### ACTION ITEM:
The records appear below. Copy each one exactly.
Segment Start: DATA EXCERPTS
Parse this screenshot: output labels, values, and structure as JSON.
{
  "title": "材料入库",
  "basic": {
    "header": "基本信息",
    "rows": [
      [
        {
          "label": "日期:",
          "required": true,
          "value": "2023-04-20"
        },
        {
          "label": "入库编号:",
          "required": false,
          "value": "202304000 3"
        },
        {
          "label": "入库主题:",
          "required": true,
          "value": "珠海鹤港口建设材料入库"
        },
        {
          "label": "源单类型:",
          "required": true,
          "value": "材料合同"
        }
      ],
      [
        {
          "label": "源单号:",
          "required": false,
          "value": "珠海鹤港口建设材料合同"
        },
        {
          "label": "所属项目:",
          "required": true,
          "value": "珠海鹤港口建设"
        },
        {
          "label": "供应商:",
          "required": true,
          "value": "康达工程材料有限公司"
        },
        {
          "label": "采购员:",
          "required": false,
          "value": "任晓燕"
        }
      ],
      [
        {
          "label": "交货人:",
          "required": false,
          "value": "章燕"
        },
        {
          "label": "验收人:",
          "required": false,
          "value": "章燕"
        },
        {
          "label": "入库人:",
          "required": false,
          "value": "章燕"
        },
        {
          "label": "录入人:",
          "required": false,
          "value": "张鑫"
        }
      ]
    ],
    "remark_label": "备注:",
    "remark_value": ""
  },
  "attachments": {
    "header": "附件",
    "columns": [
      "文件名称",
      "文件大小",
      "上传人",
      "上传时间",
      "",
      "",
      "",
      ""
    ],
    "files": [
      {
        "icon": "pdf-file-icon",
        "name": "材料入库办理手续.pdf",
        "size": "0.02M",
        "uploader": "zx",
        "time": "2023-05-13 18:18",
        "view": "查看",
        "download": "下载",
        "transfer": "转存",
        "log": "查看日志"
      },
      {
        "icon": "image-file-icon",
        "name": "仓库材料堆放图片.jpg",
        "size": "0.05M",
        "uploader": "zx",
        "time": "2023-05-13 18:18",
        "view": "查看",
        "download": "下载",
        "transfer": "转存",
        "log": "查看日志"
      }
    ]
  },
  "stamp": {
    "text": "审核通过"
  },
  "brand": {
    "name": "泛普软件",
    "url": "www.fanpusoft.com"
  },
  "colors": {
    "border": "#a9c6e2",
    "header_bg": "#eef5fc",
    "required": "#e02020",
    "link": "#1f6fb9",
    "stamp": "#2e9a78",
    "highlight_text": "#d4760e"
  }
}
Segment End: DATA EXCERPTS
### SOLUTION:
Parse this screenshot: output labels, values, and structure as JSON.
{
  "title": "材料入库",
  "basic": {
    "header": "基本信息",
    "rows": [
      [
        {
          "label": "日期:",
          "required": true,
          "value": "2023-04-20"
        },
        {
          "label": "入库编号:",
          "required": false,
          "value": "202304000 3"
        },
        {
          "label": "入库主题:",
          "required": true,
          "value": "珠海鹤港口建设材料入库"
        },
        {
          "label": "源单类型:",
          "required": true,
          "value": "材料合同"
        }
      ],
      [
        {
          "label": "源单号:",
          "required": false,
          "value": "珠海鹤港口建设材料合同"
        },
        {
          "label": "所属项目:",
          "required": true,
          "value": "珠海鹤港口建设"
        },
        {
          "label": "供应商:",
          "required": true,
          "value": "康达工程材料有限公司"
        },
        {
          "label": "采购员:",
          "required": false,
          "value": "任晓燕"
        }
      ],
      [
        {
          "label": "交货人:",
          "required": false,
          "value": "章燕"
        },
        {
          "label": "验收人:",
          "required": false,
          "value": "章燕"
        },
        {
          "label": "入库人:",
          "required": false,
          "value": "章燕"
        },
        {
          "label": "录入人:",
          "required": false,
          "value": "张鑫"
        }
      ]
    ],
    "remark_label": "备注:",
    "remark_value": ""
  },
  "attachments": {
    "header": "附件",
    "columns": [
      "文件名称",
      "文件大小",
      "上传人",
      "上传时间",
      "",
      "",
      "",
      ""
    ],
    "files": [
      {
        "icon": "pdf-file-icon",
        "name": "材料入库办理手续.pdf",
        "size": "0.02M",
        "uploader": "zx",
        "time": "2023-05-13 18:18",
        "view": "查看",
        "download": "下载",
        "transfer": "转存",
        "log": "查看日志"
      },
      {
        "icon": "image-file-icon",
        "name": "仓库材料堆放图片.jpg",
        "size": "0.05M",
        "uploader": "zx",
        "time": "2023-05-13 18:18",
        "view": "查看",
        "download": "下载",
        "transfer": "转存",
        "log": "查看日志"
      }
    ]
  },
  "stamp": {
    "text": "审核通过"
  },
  "brand": {
    "name": "泛普软件",
    "url": "www.fanpusoft.com"
  },
  "colors": {
    "border": "#a9c6e2",
    "header_bg": "#eef5fc",
    "required": "#e02020",
    "link": "#1f6fb9",
    "stamp": "#2e9a78",
    "highlight_text": "#d4760e"
  }
}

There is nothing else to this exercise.